A groundbreaking result for UKIP
It is a stunning result and I think it has the potential, and let's not put it at more than that, to be groundbreaking.
Before the last election, the main parties said that if there was a coalition the roof would fall in.
Well two things have happened since then - we have had a coalition and the roof clearly hasn't fallen in.
So I think you can look at today and see perhaps a sense that politics might, just might, be beginning to break up and people think well voting for a minor party can make a difference.
Of course the other factor is, that in the past people have tended to turn to the Lib Dems when they feel like making a protest and clearly they don't want to do that, because the Lib Dems are in government and they partly blame them for the problems.
I don't want to overstate these things, clearly there is an element of protest but I think the question is, is it a protest across that broader adjustment of peoples approach to politics and I think that's what would really worry the two biggest parties.
Nigel Farage has quite cleverly combined the issues of Europe and immigration by talking a lot about the threat, as he perceives it, of a lot of Romanians and Bulgarians coming here.
You're going to see him doing a lot more of that.
I think you will see Labour shifting its stance a little bit more on immigration perhaps.
The big question though is for the Tories. Obviously David Cameron has assumed that the secret to winning the next election is to occupy the centre ground and to make it very much a choice between him and Mr Miliband.

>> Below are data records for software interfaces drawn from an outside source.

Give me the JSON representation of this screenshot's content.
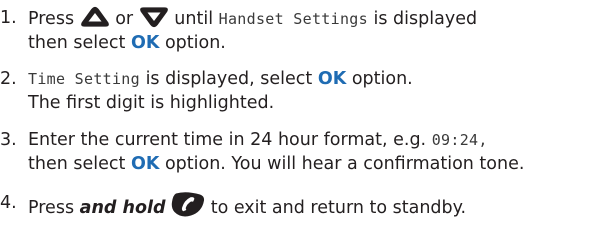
{
  "steps": [
    {
      "number": "1.",
      "press": "Press",
      "up_icon": "up-arrow-key-icon",
      "or": "or",
      "down_icon": "down-arrow-key-icon",
      "until": "until",
      "screen_text": "Handset Settings",
      "is_displayed": "is displayed",
      "then_select": "then select",
      "ok": "OK",
      "option": "option."
    },
    {
      "number": "2.",
      "screen_text": "Time Setting",
      "is_displayed_select": "is displayed, select",
      "ok": "OK",
      "option": "option.",
      "line2": "The first digit is highlighted."
    },
    {
      "number": "3.",
      "line1_text": "Enter the current time in 24 hour format, e.g.",
      "example": "09:24,",
      "then_select": "then select",
      "ok": "OK",
      "rest": "option. You will hear a confirmation tone."
    },
    {
      "number": "4.",
      "press": "Press",
      "and_hold": "and hold",
      "end_icon": "end-call-handset-icon",
      "rest": "to exit and return to standby."
    }
  ],
  "colors": {
    "text": "#231f20",
    "ok": "#1f6cb3",
    "lcd": "#3a3a3a"
  }
}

That may still work, but his going to have an awful lot of people in his party saying look at what's happening with UKIP, look at why people are voting for them - we've got to shift more over to the ground that they occupy.